▶ [Records contained in a dataset]:
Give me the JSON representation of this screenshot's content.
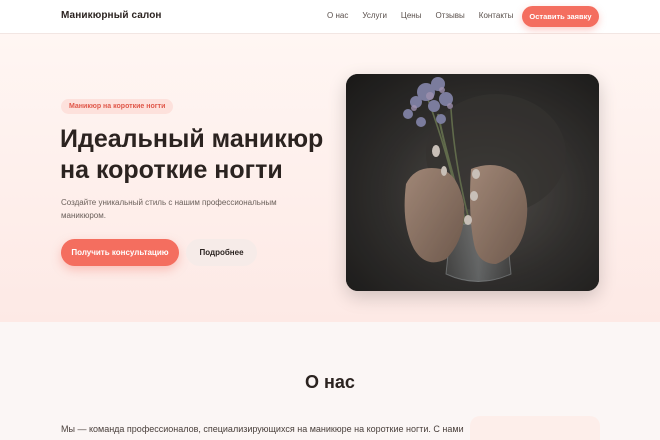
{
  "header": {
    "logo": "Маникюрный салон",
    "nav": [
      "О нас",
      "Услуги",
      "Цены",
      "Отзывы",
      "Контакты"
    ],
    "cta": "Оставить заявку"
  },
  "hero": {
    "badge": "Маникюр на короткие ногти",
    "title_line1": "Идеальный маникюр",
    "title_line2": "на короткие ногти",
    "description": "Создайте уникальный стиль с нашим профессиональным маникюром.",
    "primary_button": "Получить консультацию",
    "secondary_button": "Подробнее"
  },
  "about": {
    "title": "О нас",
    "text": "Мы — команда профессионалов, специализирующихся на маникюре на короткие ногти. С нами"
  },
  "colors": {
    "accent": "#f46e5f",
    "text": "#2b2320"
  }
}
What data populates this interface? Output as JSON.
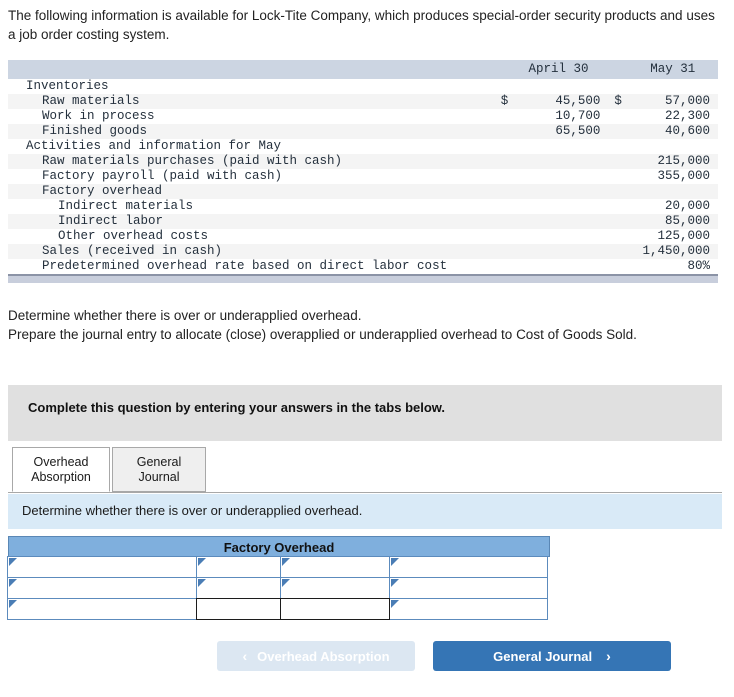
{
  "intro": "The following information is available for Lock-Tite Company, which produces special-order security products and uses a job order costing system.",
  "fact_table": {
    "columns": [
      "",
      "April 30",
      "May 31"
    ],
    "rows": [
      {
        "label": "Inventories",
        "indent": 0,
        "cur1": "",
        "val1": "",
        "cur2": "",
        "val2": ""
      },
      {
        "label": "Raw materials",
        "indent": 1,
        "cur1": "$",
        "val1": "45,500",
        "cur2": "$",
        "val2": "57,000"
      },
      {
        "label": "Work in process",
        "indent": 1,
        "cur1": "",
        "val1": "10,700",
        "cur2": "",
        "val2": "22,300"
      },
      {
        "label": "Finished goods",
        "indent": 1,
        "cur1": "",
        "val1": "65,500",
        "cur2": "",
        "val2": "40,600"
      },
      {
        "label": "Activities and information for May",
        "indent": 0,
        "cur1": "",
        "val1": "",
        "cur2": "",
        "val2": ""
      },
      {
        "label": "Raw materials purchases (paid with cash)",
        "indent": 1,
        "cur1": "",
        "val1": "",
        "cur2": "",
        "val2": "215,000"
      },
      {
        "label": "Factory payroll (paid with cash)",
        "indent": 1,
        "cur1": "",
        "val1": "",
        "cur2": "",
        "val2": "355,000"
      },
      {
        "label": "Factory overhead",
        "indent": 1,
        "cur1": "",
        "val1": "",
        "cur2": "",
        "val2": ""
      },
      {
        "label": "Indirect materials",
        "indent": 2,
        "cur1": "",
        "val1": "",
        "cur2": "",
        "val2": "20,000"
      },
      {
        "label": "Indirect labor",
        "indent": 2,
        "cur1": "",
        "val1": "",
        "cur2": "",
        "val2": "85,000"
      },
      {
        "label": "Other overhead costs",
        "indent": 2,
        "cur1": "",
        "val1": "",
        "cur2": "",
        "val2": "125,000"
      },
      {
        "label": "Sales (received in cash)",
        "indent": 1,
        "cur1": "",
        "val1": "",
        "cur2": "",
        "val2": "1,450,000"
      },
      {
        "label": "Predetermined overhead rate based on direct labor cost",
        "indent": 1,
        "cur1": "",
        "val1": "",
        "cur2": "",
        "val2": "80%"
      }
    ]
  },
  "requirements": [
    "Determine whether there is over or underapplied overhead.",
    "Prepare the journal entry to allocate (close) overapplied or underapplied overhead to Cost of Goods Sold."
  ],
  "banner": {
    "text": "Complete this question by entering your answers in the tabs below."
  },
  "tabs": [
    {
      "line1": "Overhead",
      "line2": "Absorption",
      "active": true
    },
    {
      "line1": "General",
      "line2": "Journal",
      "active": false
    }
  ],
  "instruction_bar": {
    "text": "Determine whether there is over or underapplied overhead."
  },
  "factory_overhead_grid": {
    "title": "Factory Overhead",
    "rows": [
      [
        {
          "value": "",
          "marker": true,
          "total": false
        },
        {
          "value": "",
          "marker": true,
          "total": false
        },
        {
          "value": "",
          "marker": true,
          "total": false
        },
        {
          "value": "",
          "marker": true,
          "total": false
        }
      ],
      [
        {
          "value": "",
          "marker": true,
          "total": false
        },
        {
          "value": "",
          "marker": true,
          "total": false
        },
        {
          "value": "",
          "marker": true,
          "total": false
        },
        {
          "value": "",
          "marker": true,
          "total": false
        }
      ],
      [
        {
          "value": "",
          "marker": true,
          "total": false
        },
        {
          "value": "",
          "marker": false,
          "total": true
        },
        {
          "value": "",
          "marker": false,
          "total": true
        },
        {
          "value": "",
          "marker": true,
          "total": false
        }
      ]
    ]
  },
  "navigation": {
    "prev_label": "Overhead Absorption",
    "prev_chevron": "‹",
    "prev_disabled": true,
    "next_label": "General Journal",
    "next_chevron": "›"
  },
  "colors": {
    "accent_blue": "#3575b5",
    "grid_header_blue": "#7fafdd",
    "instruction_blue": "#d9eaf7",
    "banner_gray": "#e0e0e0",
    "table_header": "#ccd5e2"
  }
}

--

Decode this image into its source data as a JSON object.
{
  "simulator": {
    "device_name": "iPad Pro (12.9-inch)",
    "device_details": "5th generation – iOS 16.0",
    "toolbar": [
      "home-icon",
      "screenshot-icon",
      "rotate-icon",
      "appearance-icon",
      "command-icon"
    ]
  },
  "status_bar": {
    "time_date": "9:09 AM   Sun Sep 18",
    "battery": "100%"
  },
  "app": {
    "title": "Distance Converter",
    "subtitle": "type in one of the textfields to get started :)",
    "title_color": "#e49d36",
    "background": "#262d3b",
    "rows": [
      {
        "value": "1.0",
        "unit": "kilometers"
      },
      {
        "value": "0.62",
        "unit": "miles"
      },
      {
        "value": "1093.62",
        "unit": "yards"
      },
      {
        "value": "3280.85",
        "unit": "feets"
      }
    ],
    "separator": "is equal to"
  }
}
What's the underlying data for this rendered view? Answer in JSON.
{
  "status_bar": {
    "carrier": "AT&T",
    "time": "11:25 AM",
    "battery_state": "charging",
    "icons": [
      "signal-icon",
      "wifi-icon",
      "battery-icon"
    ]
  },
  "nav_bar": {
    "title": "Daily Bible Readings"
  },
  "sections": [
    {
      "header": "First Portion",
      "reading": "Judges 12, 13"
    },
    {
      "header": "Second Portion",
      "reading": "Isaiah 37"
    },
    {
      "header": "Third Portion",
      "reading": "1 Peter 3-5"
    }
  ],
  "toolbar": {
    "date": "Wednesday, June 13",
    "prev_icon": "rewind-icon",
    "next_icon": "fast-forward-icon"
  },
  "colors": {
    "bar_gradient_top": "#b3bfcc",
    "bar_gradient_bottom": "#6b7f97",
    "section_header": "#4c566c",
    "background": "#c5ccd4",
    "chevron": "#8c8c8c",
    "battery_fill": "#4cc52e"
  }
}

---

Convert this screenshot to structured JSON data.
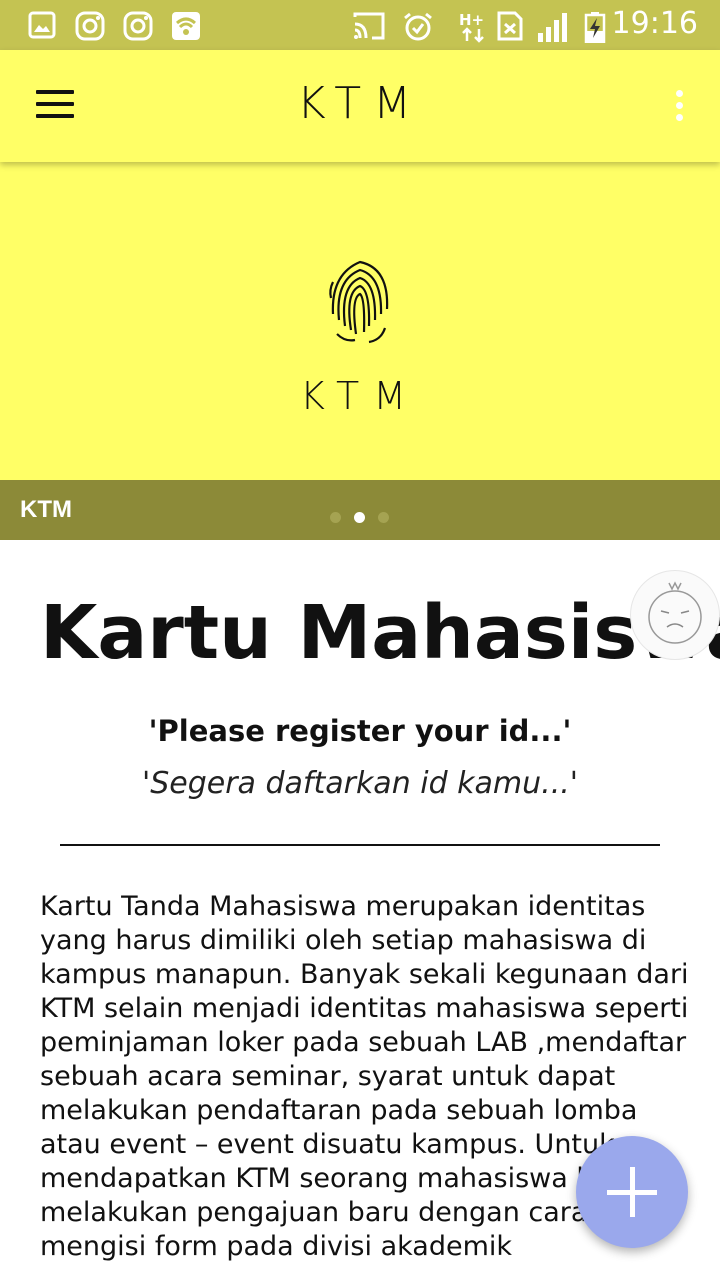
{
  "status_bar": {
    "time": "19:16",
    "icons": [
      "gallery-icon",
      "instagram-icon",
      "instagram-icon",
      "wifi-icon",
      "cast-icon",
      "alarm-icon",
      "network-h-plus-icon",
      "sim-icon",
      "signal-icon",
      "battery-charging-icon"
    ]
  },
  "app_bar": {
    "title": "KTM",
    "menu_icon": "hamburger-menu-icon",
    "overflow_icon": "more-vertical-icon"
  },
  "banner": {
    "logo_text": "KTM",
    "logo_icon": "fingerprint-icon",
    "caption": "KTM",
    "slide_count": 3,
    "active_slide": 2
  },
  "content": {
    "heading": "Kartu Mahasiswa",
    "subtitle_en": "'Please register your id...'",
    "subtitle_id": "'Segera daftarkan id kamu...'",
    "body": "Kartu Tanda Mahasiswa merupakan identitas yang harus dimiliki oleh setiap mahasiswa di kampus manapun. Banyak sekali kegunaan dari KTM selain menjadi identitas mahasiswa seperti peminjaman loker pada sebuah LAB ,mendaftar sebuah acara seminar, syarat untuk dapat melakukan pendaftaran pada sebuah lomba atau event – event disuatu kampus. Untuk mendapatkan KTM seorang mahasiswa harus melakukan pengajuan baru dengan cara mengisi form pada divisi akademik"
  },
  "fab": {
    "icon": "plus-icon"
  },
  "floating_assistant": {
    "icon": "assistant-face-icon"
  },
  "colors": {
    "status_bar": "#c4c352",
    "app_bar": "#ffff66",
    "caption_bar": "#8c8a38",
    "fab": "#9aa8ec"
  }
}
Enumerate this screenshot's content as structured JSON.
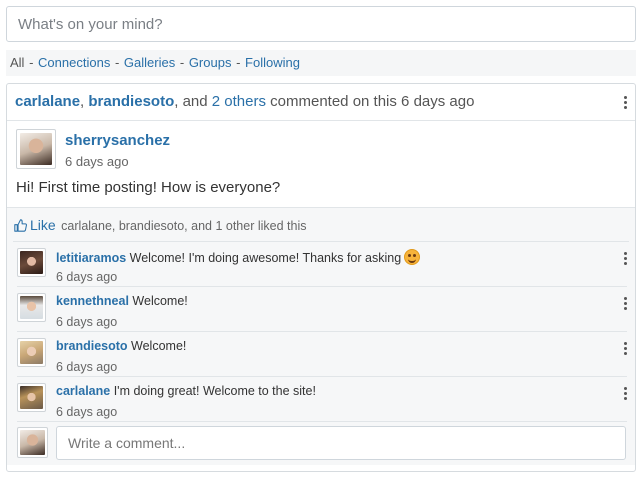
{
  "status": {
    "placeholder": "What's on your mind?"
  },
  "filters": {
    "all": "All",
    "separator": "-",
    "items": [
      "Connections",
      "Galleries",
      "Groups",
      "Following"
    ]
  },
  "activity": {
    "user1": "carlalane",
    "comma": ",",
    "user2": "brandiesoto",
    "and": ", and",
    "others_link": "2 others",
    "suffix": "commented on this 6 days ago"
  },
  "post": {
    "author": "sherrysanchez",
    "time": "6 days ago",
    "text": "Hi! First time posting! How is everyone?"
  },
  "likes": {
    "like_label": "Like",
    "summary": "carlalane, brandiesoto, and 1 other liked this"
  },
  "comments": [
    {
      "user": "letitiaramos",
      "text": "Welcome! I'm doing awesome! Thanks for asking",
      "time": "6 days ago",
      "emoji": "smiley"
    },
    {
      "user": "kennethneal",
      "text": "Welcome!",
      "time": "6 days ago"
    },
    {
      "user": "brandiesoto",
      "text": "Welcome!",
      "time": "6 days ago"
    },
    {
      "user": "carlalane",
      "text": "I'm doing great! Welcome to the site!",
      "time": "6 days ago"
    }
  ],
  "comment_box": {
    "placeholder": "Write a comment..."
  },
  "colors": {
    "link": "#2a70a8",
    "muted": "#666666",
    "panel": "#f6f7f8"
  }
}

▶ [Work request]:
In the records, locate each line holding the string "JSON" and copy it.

▶ [Reply]:
Give me the JSON representation of this screenshot's content.
What data populates this interface? Output as JSON.
Decode this image into its source data as a JSON object.
What's the underlying data for this rendered view? Answer in JSON.
Convert this screenshot to structured JSON data.
Enumerate this screenshot's content as structured JSON.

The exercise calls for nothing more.